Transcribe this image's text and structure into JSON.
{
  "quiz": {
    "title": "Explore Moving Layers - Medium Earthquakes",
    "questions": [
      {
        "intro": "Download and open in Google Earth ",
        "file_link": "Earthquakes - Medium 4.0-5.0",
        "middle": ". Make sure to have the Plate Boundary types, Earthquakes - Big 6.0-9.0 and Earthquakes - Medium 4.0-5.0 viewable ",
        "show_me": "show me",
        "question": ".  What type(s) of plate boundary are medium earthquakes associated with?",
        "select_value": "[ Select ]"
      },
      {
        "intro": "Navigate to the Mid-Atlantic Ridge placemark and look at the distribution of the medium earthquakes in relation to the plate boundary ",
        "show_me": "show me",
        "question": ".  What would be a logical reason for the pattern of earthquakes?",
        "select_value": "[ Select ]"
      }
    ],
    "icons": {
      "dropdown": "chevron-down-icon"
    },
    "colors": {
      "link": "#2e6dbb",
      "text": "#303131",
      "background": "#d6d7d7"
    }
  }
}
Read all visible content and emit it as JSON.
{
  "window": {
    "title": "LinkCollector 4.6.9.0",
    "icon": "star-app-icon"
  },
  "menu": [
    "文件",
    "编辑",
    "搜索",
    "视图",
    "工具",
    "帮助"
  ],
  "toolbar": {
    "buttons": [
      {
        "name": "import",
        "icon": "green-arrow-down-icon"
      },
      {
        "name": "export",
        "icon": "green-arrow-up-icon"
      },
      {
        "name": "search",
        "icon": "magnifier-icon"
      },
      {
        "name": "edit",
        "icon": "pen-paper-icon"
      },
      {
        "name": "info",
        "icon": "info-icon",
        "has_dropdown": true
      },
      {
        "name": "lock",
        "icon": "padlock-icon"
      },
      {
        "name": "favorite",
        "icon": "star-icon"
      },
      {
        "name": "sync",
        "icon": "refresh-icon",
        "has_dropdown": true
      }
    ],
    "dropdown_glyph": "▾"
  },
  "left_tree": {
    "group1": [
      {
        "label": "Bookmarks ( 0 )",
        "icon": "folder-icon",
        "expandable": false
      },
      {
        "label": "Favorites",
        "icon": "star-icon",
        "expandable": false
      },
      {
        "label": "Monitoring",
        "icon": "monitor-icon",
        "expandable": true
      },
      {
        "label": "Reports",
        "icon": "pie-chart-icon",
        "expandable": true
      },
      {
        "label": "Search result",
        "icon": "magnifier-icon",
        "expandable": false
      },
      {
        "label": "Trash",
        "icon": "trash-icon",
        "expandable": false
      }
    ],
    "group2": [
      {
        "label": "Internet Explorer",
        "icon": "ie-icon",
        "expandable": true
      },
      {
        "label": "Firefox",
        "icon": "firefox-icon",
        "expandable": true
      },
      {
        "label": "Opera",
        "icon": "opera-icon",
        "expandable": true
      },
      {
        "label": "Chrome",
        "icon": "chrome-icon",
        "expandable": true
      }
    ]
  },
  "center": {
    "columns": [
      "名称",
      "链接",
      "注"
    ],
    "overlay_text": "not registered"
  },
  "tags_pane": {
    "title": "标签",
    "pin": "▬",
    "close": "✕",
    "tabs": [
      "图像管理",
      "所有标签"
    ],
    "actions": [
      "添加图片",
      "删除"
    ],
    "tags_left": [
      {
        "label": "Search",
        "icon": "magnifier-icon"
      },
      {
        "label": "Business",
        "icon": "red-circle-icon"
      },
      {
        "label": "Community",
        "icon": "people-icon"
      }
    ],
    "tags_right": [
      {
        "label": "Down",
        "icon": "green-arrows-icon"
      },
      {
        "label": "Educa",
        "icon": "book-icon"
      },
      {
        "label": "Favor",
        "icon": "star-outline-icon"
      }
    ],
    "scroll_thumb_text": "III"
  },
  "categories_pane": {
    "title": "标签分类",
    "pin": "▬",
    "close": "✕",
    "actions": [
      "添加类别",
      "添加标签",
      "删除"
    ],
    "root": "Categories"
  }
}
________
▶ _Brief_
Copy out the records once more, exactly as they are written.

▶ _Response to the task_
Transcribe this image's text and structure into JSON.
{
  "quiz": {
    "title": "Explore Moving Layers - Medium Earthquakes",
    "questions": [
      {
        "intro": "Download and open in Google Earth ",
        "file_link": "Earthquakes - Medium 4.0-5.0",
        "middle": ". Make sure to have the Plate Boundary types, Earthquakes - Big 6.0-9.0 and Earthquakes - Medium 4.0-5.0 viewable ",
        "show_me": "show me",
        "question": ".  What type(s) of plate boundary are medium earthquakes associated with?",
        "select_value": "[ Select ]"
      },
      {
        "intro": "Navigate to the Mid-Atlantic Ridge placemark and look at the distribution of the medium earthquakes in relation to the plate boundary ",
        "show_me": "show me",
        "question": ".  What would be a logical reason for the pattern of earthquakes?",
        "select_value": "[ Select ]"
      }
    ],
    "icons": {
      "dropdown": "chevron-down-icon"
    },
    "colors": {
      "link": "#2e6dbb",
      "text": "#303131",
      "background": "#d6d7d7"
    }
  }
}
Read all visible content and emit it as JSON.
{
  "window": {
    "title": "LinkCollector 4.6.9.0",
    "icon": "star-app-icon"
  },
  "menu": [
    "文件",
    "编辑",
    "搜索",
    "视图",
    "工具",
    "帮助"
  ],
  "toolbar": {
    "buttons": [
      {
        "name": "import",
        "icon": "green-arrow-down-icon"
      },
      {
        "name": "export",
        "icon": "green-arrow-up-icon"
      },
      {
        "name": "search",
        "icon": "magnifier-icon"
      },
      {
        "name": "edit",
        "icon": "pen-paper-icon"
      },
      {
        "name": "info",
        "icon": "info-icon",
        "has_dropdown": true
      },
      {
        "name": "lock",
        "icon": "padlock-icon"
      },
      {
        "name": "favorite",
        "icon": "star-icon"
      },
      {
        "name": "sync",
        "icon": "refresh-icon",
        "has_dropdown": true
      }
    ],
    "dropdown_glyph": "▾"
  },
  "left_tree": {
    "group1": [
      {
        "label": "Bookmarks ( 0 )",
        "icon": "folder-icon",
        "expandable": false
      },
      {
        "label": "Favorites",
        "icon": "star-icon",
        "expandable": false
      },
      {
        "label": "Monitoring",
        "icon": "monitor-icon",
        "expandable": true
      },
      {
        "label": "Reports",
        "icon": "pie-chart-icon",
        "expandable": true
      },
      {
        "label": "Search result",
        "icon": "magnifier-icon",
        "expandable": false
      },
      {
        "label": "Trash",
        "icon": "trash-icon",
        "expandable": false
      }
    ],
    "group2": [
      {
        "label": "Internet Explorer",
        "icon": "ie-icon",
        "expandable": true
      },
      {
        "label": "Firefox",
        "icon": "firefox-icon",
        "expandable": true
      },
      {
        "label": "Opera",
        "icon": "opera-icon",
        "expandable": true
      },
      {
        "label": "Chrome",
        "icon": "chrome-icon",
        "expandable": true
      }
    ]
  },
  "center": {
    "columns": [
      "名称",
      "链接",
      "注"
    ],
    "overlay_text": "not registered"
  },
  "tags_pane": {
    "title": "标签",
    "pin": "▬",
    "close": "✕",
    "tabs": [
      "图像管理",
      "所有标签"
    ],
    "actions": [
      "添加图片",
      "删除"
    ],
    "tags_left": [
      {
        "label": "Search",
        "icon": "magnifier-icon"
      },
      {
        "label": "Business",
        "icon": "red-circle-icon"
      },
      {
        "label": "Community",
        "icon": "people-icon"
      }
    ],
    "tags_right": [
      {
        "label": "Down",
        "icon": "green-arrows-icon"
      },
      {
        "label": "Educa",
        "icon": "book-icon"
      },
      {
        "label": "Favor",
        "icon": "star-outline-icon"
      }
    ],
    "scroll_thumb_text": "III"
  },
  "categories_pane": {
    "title": "标签分类",
    "pin": "▬",
    "close": "✕",
    "actions": [
      "添加类别",
      "添加标签",
      "删除"
    ],
    "root": "Categories"
  }
}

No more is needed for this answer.